There’s an age-old debate that should be put quickly to bed, but the answer to that age-old question is a surly and politically correct, “it depends.”
That question is this:
Does showering or bathing use or conserve more water?
Or, put differently:
Is showering or bathing worse for the environment?
There are a number of key factors that play into this age-old debate, including–but certainly not limited to:
- The size of your tub. The bigger the tub, the more water will be required to fill it. Obvious yes, but for folks that don’t mind short showers and have a large tub, the answer may be clear.

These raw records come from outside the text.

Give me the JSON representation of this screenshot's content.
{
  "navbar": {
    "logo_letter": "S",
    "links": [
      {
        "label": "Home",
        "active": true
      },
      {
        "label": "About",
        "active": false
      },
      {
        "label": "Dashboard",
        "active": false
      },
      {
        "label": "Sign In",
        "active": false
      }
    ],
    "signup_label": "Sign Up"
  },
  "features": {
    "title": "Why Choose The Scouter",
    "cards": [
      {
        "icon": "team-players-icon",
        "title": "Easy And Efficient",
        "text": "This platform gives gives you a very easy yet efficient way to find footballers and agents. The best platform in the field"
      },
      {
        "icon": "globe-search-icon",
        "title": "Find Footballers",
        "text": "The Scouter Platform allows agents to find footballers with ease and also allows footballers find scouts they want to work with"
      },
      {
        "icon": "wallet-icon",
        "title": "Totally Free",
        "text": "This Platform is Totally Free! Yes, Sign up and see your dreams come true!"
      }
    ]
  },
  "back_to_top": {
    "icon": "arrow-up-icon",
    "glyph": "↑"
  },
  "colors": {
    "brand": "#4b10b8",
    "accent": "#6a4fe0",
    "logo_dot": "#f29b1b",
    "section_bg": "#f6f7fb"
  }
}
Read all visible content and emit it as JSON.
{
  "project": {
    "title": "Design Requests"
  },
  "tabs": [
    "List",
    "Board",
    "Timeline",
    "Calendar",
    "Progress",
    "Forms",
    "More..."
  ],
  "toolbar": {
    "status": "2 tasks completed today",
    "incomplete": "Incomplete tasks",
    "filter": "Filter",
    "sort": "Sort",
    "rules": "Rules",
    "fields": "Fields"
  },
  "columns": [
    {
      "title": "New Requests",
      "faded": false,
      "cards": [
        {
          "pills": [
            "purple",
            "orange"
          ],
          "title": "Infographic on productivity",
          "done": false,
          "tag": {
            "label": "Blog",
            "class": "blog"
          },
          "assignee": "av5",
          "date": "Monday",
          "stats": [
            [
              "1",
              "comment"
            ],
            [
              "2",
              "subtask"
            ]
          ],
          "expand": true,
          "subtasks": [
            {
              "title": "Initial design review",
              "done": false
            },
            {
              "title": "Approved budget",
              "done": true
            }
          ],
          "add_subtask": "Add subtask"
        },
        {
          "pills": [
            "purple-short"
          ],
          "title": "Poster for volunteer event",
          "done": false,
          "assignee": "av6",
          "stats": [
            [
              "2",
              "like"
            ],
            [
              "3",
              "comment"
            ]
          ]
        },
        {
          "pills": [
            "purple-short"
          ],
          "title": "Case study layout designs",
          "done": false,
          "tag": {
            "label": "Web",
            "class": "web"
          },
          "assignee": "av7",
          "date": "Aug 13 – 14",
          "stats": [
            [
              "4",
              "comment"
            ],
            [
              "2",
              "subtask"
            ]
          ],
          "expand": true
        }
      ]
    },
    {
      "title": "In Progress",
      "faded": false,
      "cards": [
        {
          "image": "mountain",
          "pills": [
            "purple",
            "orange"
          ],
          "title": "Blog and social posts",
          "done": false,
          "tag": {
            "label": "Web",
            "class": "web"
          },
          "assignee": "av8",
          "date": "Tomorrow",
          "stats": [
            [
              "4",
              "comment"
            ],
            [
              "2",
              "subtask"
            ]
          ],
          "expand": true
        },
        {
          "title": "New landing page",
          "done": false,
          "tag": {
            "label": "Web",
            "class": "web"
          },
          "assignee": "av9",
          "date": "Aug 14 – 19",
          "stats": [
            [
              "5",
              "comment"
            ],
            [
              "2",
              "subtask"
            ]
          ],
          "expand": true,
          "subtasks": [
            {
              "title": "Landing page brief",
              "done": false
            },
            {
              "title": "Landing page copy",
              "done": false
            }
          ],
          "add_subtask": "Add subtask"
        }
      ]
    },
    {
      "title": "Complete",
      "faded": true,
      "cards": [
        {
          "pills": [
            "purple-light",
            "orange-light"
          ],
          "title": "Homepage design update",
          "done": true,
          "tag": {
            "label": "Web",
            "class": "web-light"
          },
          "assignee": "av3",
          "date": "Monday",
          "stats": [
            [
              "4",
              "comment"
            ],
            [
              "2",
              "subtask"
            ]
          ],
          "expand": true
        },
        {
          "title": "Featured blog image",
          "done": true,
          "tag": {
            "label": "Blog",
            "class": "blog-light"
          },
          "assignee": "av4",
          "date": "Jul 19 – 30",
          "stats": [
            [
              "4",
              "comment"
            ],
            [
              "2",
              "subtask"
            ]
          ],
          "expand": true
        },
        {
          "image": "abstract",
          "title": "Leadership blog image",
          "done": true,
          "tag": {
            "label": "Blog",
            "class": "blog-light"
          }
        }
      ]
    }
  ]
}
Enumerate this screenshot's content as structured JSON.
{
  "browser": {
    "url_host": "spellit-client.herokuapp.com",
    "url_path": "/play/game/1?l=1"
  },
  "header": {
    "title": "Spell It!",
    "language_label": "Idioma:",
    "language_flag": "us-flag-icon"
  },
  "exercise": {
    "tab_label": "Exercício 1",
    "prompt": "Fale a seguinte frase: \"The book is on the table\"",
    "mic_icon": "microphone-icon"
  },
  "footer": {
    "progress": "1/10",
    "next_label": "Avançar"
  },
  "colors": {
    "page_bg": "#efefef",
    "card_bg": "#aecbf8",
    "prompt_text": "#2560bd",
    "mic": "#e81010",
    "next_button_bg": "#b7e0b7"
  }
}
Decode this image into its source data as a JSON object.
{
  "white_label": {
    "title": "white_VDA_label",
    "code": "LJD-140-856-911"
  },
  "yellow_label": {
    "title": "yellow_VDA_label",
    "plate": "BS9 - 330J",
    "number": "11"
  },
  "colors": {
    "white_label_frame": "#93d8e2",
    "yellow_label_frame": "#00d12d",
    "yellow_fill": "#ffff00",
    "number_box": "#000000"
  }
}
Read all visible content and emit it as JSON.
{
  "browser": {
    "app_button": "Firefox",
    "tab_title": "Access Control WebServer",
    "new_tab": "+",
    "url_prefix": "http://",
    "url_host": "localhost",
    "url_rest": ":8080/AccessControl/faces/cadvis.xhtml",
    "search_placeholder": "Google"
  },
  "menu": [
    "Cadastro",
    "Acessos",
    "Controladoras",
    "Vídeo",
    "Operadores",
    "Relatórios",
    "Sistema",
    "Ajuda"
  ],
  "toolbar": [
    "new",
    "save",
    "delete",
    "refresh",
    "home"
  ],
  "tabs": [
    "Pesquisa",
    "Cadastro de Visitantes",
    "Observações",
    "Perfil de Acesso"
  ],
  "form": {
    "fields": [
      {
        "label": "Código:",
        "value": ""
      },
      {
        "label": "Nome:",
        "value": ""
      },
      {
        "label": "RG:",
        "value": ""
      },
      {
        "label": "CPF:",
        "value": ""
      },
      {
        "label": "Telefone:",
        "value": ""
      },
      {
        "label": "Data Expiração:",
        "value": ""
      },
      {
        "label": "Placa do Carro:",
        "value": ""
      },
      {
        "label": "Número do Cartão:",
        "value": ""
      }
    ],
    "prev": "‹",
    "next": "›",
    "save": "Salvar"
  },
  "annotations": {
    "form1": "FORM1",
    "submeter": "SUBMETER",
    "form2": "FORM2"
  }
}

- The level to which you fill said tub. If you’re comfortable taking a shallow bath in a small tub, good for you. You’re probably an anomaly, but at least you’re conservation-minded.
- The flow of your shower head. If you prefer showers over baths, you may be well-advised to swap out your shower head for something that does a better job at conserving the flow of water.
- The length of time you spend in the shower. When measuring the differences in water use between showers and baths, the length of time the water runs is perhaps the biggest differential. One thing is for certain, you are more likely to waste more water if you shave in the shower.
When you get down to the question as to which option is more harmful on the environment, you’re likely not making a logical guess. Whether one option wastes more water over another is purely speculative and will vary based on the above items. However, it is certain that if you like to take long, hot showers, you’re likely not a friend on the water conservation friendlies list of the EPA.
The next time you feel like relaxing, your best bet may be to draw a nice warm bath rather than spend 20 minutes in the shower. Unfortunately for you, however, shaving your legs in the tub may be akin to shaving them in the pool. One other consideration for showering over bathing is that you simply cannot pee in the tub like you can in the shower. Something to think about.